Humanitarian Healthcare Ethics is a place to find practical and educational material for humanitarian healthcare workers as well as students and scholars of humanitarian healthcare ethics. The website developed out of empirical research on the ethical dilemmas faced by humanitarian healthcare professionals working in humanitarian crises, disasters or areas of extreme poverty.
Humanitarian Health Ethics Research Group
The humanitarian health ethics (hhe) research group is a multidisciplinary team of researchers and practitioners collaborating together since 2009 with the aim of helping to clarify the ethical issues that are present in humanitarian healthcare practice. Our research benefits humanitarian and military healthcare practitioners, organizational policy makers, aid agencies and recipients of aid.
The Humanitarian Health Ethics Network (HumEthNet) is a multidisciplinary network initiated by the hhe research group in 2012 to foster the global exchange of ideas and to further collaborations with the aim of advancing and generating knowledge to inform ethical practice in humanitarian healthcare.
Here you can find information on HumEthNet and contributions by its members.
Our research contributes to ethical guidance for global humanitarian healthcare interventions by providing evidence and resources for ethical practice in contexts of acute emergency and prolonged development. By elucidating ethical challenges experienced in humanitarian healthcare settings, we aim to provide support for ethical policy and decision-making with insights from host communities, policy analysis and governance of global health research.
Picturing Humanitarian Healthcare is a forum for dialogue, debate, exchange, and reflection concerning the ethical opportunities and challenges of producing images (video, photography, installations, other) in and of humanitarian healthcare crises.

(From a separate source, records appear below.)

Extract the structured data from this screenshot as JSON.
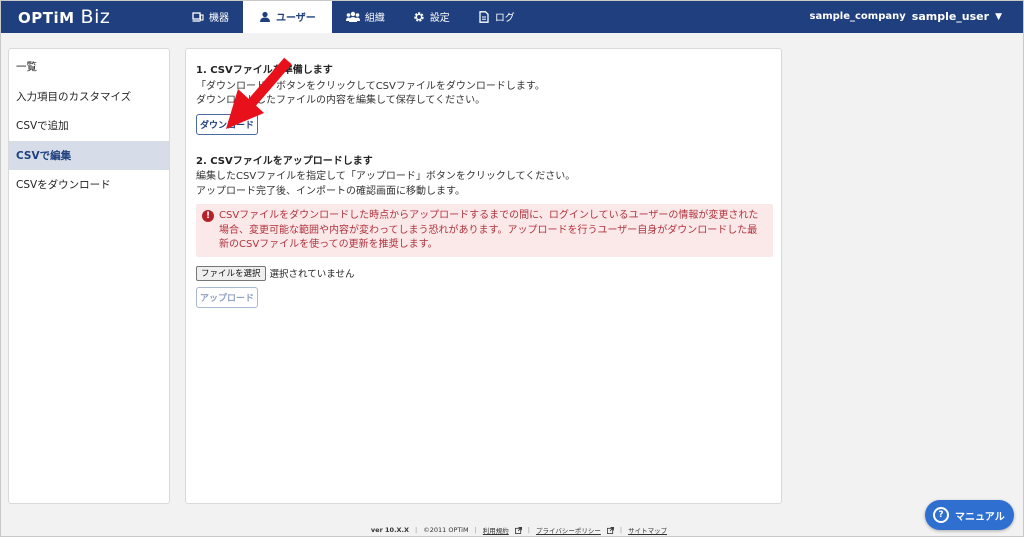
{
  "header": {
    "logo_brand": "OPTiM",
    "logo_product": "Biz",
    "nav": [
      {
        "label": "機器",
        "icon": "device-icon"
      },
      {
        "label": "ユーザー",
        "icon": "user-icon"
      },
      {
        "label": "組織",
        "icon": "organization-icon"
      },
      {
        "label": "設定",
        "icon": "gear-icon"
      },
      {
        "label": "ログ",
        "icon": "log-document-icon"
      }
    ],
    "active_nav": "ユーザー",
    "company": "sample_company",
    "user": "sample_user",
    "colors": {
      "header_bg": "#1f3f7e",
      "accent": "#1f3f7e"
    }
  },
  "sidebar": {
    "items": [
      {
        "label": "一覧"
      },
      {
        "label": "入力項目のカスタマイズ"
      },
      {
        "label": "CSVで追加"
      },
      {
        "label": "CSVで編集"
      },
      {
        "label": "CSVをダウンロード"
      }
    ],
    "active": "CSVで編集"
  },
  "main": {
    "step1": {
      "title": "1. CSVファイルを準備します",
      "line1": "「ダウンロード」ボタンをクリックしてCSVファイルをダウンロードします。",
      "line2": "ダウンロードしたファイルの内容を編集して保存してください。",
      "button": "ダウンロード"
    },
    "step2": {
      "title": "2. CSVファイルをアップロードします",
      "line1": "編集したCSVファイルを指定して「アップロード」ボタンをクリックしてください。",
      "line2": "アップロード完了後、インポートの確認画面に移動します。"
    },
    "alert": {
      "icon": "exclamation-icon",
      "text": "CSVファイルをダウンロードした時点からアップロードするまでの間に、ログインしているユーザーの情報が変更された場合、変更可能な範囲や内容が変わってしまう恐れがあります。アップロードを行うユーザー自身がダウンロードした最新のCSVファイルを使っての更新を推奨します。",
      "color": "#b0333d"
    },
    "file": {
      "button": "ファイルを選択",
      "status": "選択されていません"
    },
    "upload_button": "アップロード"
  },
  "footer": {
    "version": "ver 10.X.X",
    "copyright": "©2011 OPTiM",
    "links": [
      "利用規約",
      "プライバシーポリシー",
      "サイトマップ"
    ]
  },
  "manual_button": {
    "label": "マニュアル",
    "icon": "help-icon"
  }
}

Elysée Nouvet and Lisa Schwartz co-authored a blog post for ALNAP on July 10, 2015 entitled: Is palliative care in humanitarian crises a luxury? If there is one thing the Ebola crisis has generated these past 18 months, it is…
Read Volume 3 | Issue 2 of REFLECTIONS Newsletter.
Are injections better than pills?
Two months ago, an international medical NGO established a project to support local health clinics and introduce a new malaria treatment program that consists of taking two pills once a day for three days. It would replace the currently available treatment of daily injections. Local health professionals are hesitant about the change in treatment protocol when it is presented to them. The local community, including some local health workers, voice their concern about this treatment; in their opinion injections are better than pills, and more pills are better than a few. Some local health workers are also sceptical that this new treatment regimen will be available once the non-governmental organization leaves the area. What’s more, community health workers have heard that some local health providers have discouraged patients from accepting the new treatment.
Eritrea, northern Nigeria, and most recently Sierra Leone. Meningitis, lead poisoning and Ebola. My narrow experience of the three outbreaks—meningitis, lead poisoning and Ebola—demonstrates how poverty kills. Outbreaks flourish where there is insufficient investment in essential public health services, where poverty is the norm, where global neoliberalism sacrifices community health on the altar of free market capitalism.
“Coordination – that would be the big lesson of Haiti. Haiti was a disaster upon a disaster,” Canadian doctor Dr. Lynda Redwood-Campbell and HumEthNet member tells Globe and Mail reporter, Affan Chowdhry in a recent article about how past disasters will aid relief efforts in earthquake-ravaged Nepal. “There was a complete lack of coordination with foreign medical teams. Everybody and everybody’s cousin seemed to be there internationally. There was no good overarching coordination.”
For 35 years now, there has been a raging debate within international NGO circles around the use of images of starving black children in fundraising materials. Guidelines and codes of conduct adopted in several countries nearly a decade ago affirmed that all future communications by international development NGOs must be based on core values of human dignity, respect and truthfulness. Despite this, recent years have witnessed NGOs that should know better reverting to type, calling up disaster images from the 1970s in a desperate attempt to increase their organizational income, whatever the cost. A battle which we thought had been won many years ago clearly needs to be fought afresh in each new generation.